The New York State Parole Board granted his release, and we got our hands on the transcripts from his interview with the board.

When asked about the crime from September 1962, Moore repeatedly told the parole board, "I don’t know. I don’t remember."
Some background on the case: 14-year-old Pamela Moss was walking through the woods near her home in Penfield when Moore approached her. At the time, Moore was on probation for molesting two girls. He previously admitted to strangling Pamela because he was sexually obsessed with her.

When the parole board asked if he remembers anything about Pamela at all Moore said, "No."

Moore strangled Pamela and raped her. Her body was recovered in a water-filled gravel pit about a mile away.

When asked about a feeling that would come upon him to hurt people, he said, "I barely recall that."

Prior to sentencing, Moore agreed to spend the rest of his life in prison to avoid the death penalty—an arrangement authorized by the victim’s grieving family so they would be assured that Moore would never again live life outside of the Department of Corrections.

A decade later, changes in New York State law, however, allowed him to go before the Parole Board, which he has done more than 20 times before being granted parole on this occasion.

When the Parole Board asked what he would say to Pamela’s family, Moore said, "I would say I more than the fact that I was sorry.

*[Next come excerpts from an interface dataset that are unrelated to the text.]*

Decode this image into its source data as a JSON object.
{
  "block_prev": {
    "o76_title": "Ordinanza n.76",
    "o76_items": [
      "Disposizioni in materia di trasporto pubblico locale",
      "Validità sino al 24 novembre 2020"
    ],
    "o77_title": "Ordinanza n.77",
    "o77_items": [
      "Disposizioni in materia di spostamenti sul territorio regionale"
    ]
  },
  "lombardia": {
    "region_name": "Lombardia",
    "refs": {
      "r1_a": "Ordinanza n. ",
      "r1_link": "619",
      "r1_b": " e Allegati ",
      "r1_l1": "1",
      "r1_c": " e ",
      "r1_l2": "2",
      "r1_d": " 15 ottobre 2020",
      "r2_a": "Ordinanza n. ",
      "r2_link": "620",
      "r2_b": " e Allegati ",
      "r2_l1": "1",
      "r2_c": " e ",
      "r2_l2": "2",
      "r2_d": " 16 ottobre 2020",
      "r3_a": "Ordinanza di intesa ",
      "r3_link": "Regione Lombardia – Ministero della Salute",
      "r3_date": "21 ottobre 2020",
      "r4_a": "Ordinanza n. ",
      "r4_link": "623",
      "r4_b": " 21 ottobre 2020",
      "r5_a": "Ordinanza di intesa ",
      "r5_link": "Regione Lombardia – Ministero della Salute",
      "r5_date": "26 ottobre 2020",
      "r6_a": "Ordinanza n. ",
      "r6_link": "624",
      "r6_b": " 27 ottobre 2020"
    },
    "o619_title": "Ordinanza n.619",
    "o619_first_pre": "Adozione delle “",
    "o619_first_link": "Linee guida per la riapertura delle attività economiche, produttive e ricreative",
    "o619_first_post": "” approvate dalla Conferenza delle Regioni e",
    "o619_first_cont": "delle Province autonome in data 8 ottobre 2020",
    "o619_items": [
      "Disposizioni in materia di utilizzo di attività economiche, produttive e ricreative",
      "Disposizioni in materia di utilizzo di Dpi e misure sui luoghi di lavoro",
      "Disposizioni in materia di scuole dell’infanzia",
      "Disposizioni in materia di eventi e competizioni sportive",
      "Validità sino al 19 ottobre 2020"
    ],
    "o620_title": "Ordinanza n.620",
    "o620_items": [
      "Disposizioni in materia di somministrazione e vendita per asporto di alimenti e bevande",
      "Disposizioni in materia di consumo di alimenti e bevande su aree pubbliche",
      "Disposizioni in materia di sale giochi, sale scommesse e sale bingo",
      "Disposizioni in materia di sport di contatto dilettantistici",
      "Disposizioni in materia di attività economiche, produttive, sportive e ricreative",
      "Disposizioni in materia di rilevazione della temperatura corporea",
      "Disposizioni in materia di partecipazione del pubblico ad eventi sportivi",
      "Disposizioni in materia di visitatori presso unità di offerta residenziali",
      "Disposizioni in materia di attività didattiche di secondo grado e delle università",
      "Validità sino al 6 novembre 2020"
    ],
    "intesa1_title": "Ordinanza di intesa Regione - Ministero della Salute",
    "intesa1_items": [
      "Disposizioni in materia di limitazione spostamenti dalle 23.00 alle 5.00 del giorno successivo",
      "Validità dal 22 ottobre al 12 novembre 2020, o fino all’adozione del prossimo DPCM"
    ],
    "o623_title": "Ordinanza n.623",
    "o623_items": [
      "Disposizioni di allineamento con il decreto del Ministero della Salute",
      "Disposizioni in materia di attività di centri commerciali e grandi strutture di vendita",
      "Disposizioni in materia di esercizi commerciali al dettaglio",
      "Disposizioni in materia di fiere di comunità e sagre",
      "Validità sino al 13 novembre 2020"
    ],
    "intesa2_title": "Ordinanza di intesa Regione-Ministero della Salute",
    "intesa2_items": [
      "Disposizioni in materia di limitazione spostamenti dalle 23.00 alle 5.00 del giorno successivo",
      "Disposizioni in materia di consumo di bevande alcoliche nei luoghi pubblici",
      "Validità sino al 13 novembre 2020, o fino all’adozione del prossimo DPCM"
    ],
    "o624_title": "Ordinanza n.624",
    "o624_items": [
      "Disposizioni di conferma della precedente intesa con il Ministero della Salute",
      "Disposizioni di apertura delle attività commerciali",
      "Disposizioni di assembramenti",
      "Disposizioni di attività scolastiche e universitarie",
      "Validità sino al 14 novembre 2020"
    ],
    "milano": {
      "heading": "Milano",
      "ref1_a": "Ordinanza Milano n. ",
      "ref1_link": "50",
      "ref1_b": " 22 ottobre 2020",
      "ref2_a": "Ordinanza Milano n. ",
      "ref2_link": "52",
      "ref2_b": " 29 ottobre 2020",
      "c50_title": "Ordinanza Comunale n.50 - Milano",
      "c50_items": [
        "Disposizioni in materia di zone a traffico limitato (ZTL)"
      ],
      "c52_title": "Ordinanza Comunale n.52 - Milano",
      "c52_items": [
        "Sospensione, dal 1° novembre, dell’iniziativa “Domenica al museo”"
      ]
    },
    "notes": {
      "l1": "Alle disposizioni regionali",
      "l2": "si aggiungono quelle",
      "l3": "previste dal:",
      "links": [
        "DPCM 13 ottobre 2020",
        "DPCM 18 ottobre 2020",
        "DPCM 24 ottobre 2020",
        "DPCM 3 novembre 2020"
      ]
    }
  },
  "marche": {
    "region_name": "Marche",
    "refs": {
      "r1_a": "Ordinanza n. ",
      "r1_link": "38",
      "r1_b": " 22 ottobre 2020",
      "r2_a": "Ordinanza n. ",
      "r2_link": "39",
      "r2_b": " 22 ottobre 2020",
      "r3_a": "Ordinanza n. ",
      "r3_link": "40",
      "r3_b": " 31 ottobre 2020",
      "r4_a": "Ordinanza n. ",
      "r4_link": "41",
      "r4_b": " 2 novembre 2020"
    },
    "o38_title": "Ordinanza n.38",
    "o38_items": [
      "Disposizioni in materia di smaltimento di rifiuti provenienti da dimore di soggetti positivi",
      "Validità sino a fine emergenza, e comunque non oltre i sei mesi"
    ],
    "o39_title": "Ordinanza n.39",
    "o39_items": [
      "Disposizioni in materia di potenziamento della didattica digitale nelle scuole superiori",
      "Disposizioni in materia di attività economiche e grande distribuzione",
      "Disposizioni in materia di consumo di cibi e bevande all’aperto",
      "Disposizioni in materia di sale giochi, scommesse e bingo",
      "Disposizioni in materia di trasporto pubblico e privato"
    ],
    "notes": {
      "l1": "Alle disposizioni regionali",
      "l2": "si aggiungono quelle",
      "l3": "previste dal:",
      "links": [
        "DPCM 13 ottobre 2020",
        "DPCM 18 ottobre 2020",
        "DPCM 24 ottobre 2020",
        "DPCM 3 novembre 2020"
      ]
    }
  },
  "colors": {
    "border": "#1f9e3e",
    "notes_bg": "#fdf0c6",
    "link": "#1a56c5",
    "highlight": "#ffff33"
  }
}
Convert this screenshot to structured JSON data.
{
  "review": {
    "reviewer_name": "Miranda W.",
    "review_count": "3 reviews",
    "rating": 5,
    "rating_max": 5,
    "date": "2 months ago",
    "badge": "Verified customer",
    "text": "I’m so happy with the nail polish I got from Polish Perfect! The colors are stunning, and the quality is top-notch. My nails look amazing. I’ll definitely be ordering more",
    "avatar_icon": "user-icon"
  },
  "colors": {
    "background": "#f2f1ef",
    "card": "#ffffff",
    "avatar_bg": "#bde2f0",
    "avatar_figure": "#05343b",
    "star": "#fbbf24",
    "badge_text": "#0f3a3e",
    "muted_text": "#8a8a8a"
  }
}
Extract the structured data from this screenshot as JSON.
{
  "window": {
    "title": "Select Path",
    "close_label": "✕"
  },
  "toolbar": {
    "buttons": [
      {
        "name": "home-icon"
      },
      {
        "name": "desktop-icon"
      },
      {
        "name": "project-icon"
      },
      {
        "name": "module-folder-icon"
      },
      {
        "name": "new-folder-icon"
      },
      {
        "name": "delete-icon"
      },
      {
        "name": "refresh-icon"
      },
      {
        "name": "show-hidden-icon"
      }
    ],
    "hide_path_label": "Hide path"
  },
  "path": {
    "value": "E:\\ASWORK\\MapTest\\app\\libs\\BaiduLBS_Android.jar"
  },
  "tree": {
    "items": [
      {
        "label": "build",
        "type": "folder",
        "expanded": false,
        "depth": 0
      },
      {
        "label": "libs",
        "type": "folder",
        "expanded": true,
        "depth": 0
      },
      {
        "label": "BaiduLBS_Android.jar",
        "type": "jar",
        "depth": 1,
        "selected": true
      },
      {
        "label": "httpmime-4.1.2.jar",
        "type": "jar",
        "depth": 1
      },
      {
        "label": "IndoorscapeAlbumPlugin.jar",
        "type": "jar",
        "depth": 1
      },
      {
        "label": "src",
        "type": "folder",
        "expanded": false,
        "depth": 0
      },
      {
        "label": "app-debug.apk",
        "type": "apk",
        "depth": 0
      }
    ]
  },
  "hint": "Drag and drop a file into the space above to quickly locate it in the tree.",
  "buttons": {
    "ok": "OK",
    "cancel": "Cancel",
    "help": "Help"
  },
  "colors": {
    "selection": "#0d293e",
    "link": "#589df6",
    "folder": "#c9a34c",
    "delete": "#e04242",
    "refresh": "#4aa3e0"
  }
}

It is the fact that she is gone and I can’t bring her back. And I wish with all of my heart that I could. And I worked very hard over the years to get my education and all the other things so that I can someday or somehow atone for this. I know now what my problem is and why it is."

He went on to talk about a chemical he worked with as a landscaper that he says has since been banned, blaming that for his actions.

When asked why should he be released, Moore said, "The only thing is I can’t be of any harm to anybody even if I wanted. I have no feelings like that now."

Moore was asked, "When you see children you no longer feel that mania?"

He answered, "That’s right. I am in a situation or I walk in a situation to where it could be problems I am gone. I get right out of there."

Moore was granted release and could have gotten out as early as June 6th. News10NBC contacted the NYS Department of Corrections and Community Supervision.

Officials told us, "Mr. Moore remains incarcerated at this time and will be released upon completion of his community preparation which includes an approved residence."

Full transcripts from the Parole Board interview:

Parole Board Interview

Decision Redacted